Gwen does not share these feelings.
“Full-time students must work a minimum of twenty hours a week to qualify.”
You tell her you are about to start a required, but unpaid internship. Gwen shakes her head. “No,” she says, “that’s not considered a job.”
“But it is a job. I’m just not getting paid.”
Gwen looks at you as if you are trying to pull a fast one.
You will not cry in front of Gwen telling you an activity that includes a boss isn’t a job. Instead, you explain your case in greater detail because surely, she will see the phrase leech on the system doesn’t apply.
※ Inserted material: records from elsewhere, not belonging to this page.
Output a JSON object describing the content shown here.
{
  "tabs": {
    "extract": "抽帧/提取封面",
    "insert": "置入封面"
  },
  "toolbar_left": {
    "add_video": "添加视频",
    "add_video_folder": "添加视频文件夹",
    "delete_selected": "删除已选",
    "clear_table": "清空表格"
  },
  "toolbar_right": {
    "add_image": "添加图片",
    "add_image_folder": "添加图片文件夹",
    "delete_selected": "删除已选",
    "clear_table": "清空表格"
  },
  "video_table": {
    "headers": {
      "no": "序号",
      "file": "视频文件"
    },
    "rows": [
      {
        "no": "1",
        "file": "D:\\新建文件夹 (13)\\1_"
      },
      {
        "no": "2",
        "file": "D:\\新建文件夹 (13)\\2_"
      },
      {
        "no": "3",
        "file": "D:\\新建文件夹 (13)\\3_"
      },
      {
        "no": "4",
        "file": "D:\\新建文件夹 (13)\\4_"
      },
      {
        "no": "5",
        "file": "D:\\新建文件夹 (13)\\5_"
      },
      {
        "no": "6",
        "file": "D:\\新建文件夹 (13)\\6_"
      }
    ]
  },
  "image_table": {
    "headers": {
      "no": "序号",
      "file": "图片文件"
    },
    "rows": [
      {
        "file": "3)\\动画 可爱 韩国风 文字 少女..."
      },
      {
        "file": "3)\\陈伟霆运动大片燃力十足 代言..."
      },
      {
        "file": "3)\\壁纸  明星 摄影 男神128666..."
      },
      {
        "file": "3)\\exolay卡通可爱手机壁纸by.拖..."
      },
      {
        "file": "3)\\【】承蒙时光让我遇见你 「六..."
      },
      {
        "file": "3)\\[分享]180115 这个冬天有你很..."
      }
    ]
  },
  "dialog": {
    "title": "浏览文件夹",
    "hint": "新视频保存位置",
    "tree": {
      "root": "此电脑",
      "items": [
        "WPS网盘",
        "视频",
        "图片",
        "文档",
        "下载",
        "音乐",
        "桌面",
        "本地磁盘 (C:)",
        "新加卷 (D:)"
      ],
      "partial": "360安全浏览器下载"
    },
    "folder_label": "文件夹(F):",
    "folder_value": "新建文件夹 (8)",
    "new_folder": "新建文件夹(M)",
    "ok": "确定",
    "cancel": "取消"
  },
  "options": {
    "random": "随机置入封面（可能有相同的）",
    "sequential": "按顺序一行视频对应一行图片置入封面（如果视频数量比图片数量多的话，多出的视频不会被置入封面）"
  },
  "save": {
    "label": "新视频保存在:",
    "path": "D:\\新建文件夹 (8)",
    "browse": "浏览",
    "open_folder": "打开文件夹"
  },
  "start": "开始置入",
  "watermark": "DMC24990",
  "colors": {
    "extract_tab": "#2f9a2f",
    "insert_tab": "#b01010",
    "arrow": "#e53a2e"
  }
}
You say, “My pay was cut in half once the spa was no longer required to pay the modified duty rate.”
“So you are working?”
You tell Gwen about the thirty-minute commute. How the lower rate of pay meant you barely paid for the gas it took to get there and back.
“So, you just quit?”
The coffee you downed at breakfast snips in your gut like scissors, and you don’t like the way Gwen looks at you. It’s the way you’ve looked at men you’ve caught trying to peek up your skirt on the subway: I don’t think so. Still, your story makes sense. Your need is temporary. You can bring her any piece of paper she needs—doctors’ notes, the name of your physical therapist, how many times you can do the press-your-hand-on-the-ball exercise without whimpering (none). So you proceed because you have to and because you’re not convinced that Gwen hasn’t made a mistake.
“Doesn’t it count that I’m in a state-sponsored retraining program?” I’m part of the solution.
“You need to work twenty hours a week. Period.”
You stumble over your words as a lump settles into your throat. Where is the space on the forms for you to write that you were the one looking for a job with your arm in a sling? What about the weeks you spent in a Disability Services classroom learning a speech recognition software program so you could do coursework without typing?
But there is no box to check for your circumstance. Therefore, there is no solution.
“It doesn’t count.”
The look of contempt on Gwen’s face is unfathomable. The scorn in her voice makes you feel actually crazy. Because how is it possible that you’ve brought this onto yourself? How can it be that the system—the one you paid into for twenty-plus years— doesn’t have remedies for people like you—normally highly employable, but momentarily in need of assistance?
Gwen, you know, isn’t paid to answer those questions. She’s looking at you like she’s sucking on a slice of dill pickle.
It’s time to go.
You walk home squinting and rubbing your eyes, pretending for passing drivers that you’re not crying because you feel like a brush burn—even glances from strangers sting. You’re hollow, and it’s hard to keep moving your legs toward home—your no-bedroom apartment—because your instinct is to freeze and disappear. Instead, you push yourself up the hill past the bakery where you sometimes buy croissants for half price at the end of the day. You consider this: Being a hard worker isn’t necessarily enough, and being smart doesn’t mean you can figure out a problem that’s bigger than you. The system designed to help can say no, not you—even when you’ve pulled yourself halfway out of the hole.
You start a list of inexpensive foods: tofu, kale, oatmeal, beans.
Ten days later, you receive in the mail the official rejection of your food stamps application. Even though you are expecting it, your breath catches, as if hooked by something jagged in your windpipe. You read the word typed in all-caps: DENIED.
Then you notice Gwen checked the wrong box. According to Social Services, you are a man.
Rumpus original art by Justin Limoges.